This past fall, our project got underway with bang!  After extensive exploratory bushwacking, a tiny grove of behemoth cedars was discovered nestled between 3 cutblocks.  The grove was on par with any of the other groves in the valley and had arguably more giants per square acre than anywhere else.  We explored the hillside looking for good trail lines and found even more giant cedars and doug firs all over the place.

After a few weeks of exploring and building, our new trail is almost ready for unveiling.  A long, challenging loop trail that will get the stoked up for big tree lovers and hikers alike.  The trail will go through some of the most striking features of this forest, while dipping in and out of the flagging boundaries.  You’ll be amazed and saddened by the size of these trees, and by the sight of the flagging tape.  The trail will also have a special extension to THE best view of the valley.  High up on a rocky outcrop, the trail overlooks the walbran, Anderson lake, the falls, and the pacific!!!!

The trail isn’t done yet, but stay tuned.  It will be ready for the spring :-).

New Trail in the Walbran

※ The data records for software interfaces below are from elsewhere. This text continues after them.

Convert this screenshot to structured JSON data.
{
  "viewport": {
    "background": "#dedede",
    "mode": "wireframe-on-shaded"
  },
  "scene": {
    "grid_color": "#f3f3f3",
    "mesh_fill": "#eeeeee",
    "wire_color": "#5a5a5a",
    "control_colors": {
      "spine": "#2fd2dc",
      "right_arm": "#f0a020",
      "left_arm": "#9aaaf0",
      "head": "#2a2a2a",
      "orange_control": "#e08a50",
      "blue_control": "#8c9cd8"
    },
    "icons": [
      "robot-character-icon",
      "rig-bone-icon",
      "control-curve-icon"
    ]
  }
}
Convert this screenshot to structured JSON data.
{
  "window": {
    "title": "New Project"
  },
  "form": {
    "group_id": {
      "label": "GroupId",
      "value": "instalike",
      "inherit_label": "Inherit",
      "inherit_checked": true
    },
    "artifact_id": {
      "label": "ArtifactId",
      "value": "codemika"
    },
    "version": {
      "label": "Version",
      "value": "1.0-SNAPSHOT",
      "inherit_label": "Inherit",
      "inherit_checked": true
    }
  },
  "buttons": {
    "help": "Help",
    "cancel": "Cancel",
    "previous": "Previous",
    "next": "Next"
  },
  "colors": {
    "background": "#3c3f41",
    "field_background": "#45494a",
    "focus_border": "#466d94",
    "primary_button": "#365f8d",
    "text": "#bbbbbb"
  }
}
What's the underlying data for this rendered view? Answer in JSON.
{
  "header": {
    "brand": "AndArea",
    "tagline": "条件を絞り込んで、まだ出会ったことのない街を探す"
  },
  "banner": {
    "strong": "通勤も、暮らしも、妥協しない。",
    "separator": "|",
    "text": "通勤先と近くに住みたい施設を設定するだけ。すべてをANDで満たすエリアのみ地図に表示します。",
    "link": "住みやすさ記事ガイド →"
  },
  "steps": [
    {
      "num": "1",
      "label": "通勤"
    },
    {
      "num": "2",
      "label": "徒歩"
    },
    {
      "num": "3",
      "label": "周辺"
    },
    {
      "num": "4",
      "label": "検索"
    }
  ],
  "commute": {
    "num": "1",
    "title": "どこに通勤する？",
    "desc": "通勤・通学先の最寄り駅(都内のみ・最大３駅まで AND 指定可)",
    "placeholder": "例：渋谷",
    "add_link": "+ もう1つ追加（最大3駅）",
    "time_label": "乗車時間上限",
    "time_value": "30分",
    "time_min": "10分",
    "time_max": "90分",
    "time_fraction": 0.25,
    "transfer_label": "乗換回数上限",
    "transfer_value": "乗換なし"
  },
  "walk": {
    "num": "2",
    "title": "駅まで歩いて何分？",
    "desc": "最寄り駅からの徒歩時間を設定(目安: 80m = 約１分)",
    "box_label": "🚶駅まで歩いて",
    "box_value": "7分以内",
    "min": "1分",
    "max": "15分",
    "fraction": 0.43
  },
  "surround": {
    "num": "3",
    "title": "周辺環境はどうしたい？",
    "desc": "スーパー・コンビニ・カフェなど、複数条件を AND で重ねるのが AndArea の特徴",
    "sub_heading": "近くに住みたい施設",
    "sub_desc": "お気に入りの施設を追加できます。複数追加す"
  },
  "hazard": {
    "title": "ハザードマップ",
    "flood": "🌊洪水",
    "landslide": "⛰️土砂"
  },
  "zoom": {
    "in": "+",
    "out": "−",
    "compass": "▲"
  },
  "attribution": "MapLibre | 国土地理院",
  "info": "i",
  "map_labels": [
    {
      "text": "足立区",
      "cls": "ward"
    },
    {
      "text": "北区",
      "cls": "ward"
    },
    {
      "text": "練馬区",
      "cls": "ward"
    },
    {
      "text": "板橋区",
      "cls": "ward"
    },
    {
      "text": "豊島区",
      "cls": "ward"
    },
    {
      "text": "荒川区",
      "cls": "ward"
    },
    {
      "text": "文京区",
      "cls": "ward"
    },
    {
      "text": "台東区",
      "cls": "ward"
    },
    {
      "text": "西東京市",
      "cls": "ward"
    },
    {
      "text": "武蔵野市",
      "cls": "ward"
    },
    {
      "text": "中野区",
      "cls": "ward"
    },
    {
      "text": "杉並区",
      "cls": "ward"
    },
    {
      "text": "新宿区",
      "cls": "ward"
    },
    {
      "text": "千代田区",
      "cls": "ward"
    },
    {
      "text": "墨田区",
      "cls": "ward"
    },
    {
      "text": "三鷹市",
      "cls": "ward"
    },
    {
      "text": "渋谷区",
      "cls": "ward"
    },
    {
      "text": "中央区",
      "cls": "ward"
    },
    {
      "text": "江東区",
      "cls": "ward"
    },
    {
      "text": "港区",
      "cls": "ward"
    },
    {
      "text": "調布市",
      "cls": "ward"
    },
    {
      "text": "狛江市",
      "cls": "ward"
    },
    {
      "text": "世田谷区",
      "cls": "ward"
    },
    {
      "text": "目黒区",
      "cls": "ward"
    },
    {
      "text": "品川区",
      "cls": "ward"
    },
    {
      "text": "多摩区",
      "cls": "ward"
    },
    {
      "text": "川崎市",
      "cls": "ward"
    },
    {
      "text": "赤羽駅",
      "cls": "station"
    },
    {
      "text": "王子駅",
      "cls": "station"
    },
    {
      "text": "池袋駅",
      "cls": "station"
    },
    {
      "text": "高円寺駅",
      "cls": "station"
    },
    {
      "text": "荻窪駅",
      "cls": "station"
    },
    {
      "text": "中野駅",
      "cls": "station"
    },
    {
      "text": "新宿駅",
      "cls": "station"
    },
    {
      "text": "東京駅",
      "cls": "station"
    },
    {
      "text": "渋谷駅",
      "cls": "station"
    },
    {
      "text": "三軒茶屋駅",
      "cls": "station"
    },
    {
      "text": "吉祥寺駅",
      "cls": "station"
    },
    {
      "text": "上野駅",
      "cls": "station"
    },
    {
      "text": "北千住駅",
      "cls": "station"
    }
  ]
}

A few weeks ago, Will and I headed off to the Walbran to do a little bit of exploring, and ended up cutting a pretty sweet trail to a recently discovered grove of massive cedars. 

The trail isn’t quite finished so I won’t give away too much, but I will say this; the trail goes by over a dozen cedars over 12m in circumference, a couple giant doug fir trees (super rare in the Walbran), and a mega tree over 17m in circumference.    Sadly, almost all these trees are well within the proposed cutblocks on the hillside and could be cut down at any point….  Stay tuned for more info & trail maps,.

We headed to the valley late in the afternoon and by the time we got to the FSR, it was pretty dark outside. As we drove up a hill about 40mins behind Cowichan Lake, the sky lit up with a dim orange glow and a pretty dramatic scene unveiled itself. Across the valley, the whole hillside was on fire. You hear the crackle of these gigantic fires, see the huge flames shoot up in slow swirls, and hear the sound of a city block worth of wood being burnt to the ground. Since the weather had cooled off, logging companies were starting to burn slash piles. It’s a forest fire prevention strategy done after a harvesting operation to try to curtail the debris left behind drying out and catching fire in the summer. Doing controlled burns in the wet fall/winter seasons removes the fuel sources and helps return some nutrients to the soil. I gotta say though, seeing this massive fire without any supervision was a little disconcerting. Two years ago, some of these burns got out of control and resulted in multiple hectares of forest being burnt down.

Ontario Road Trip

Last August, me and Emma went on a sweet cross-canadian road trip from the West Coast to the Ottawa Valley. With Vanie, a 1998 Toyoto TownAce van stuffed with climbing and paddling gear, we cruised through winding mountain roads, flat prairie plains, and beautiful ontario shield landscapes.

Highlights:

  • I tried whitewater paddling for the first time. Experienced a new level of fear….

  • Got to climb some awesome sport and trad routes in Nelson, Thunder Bay (sandbag capital of the world) and in the Ottawa area.

  • Explored Algonquin Park. Found zero moose :-(

  • We saw some freaking butterflies hatch over breakfast!!!

About that last comment; Emma’s dad had placed monarch butterfly chrysalis all over his house, and every day over breakfast we got to see a few of them hatch, dry out, and fly away!!!!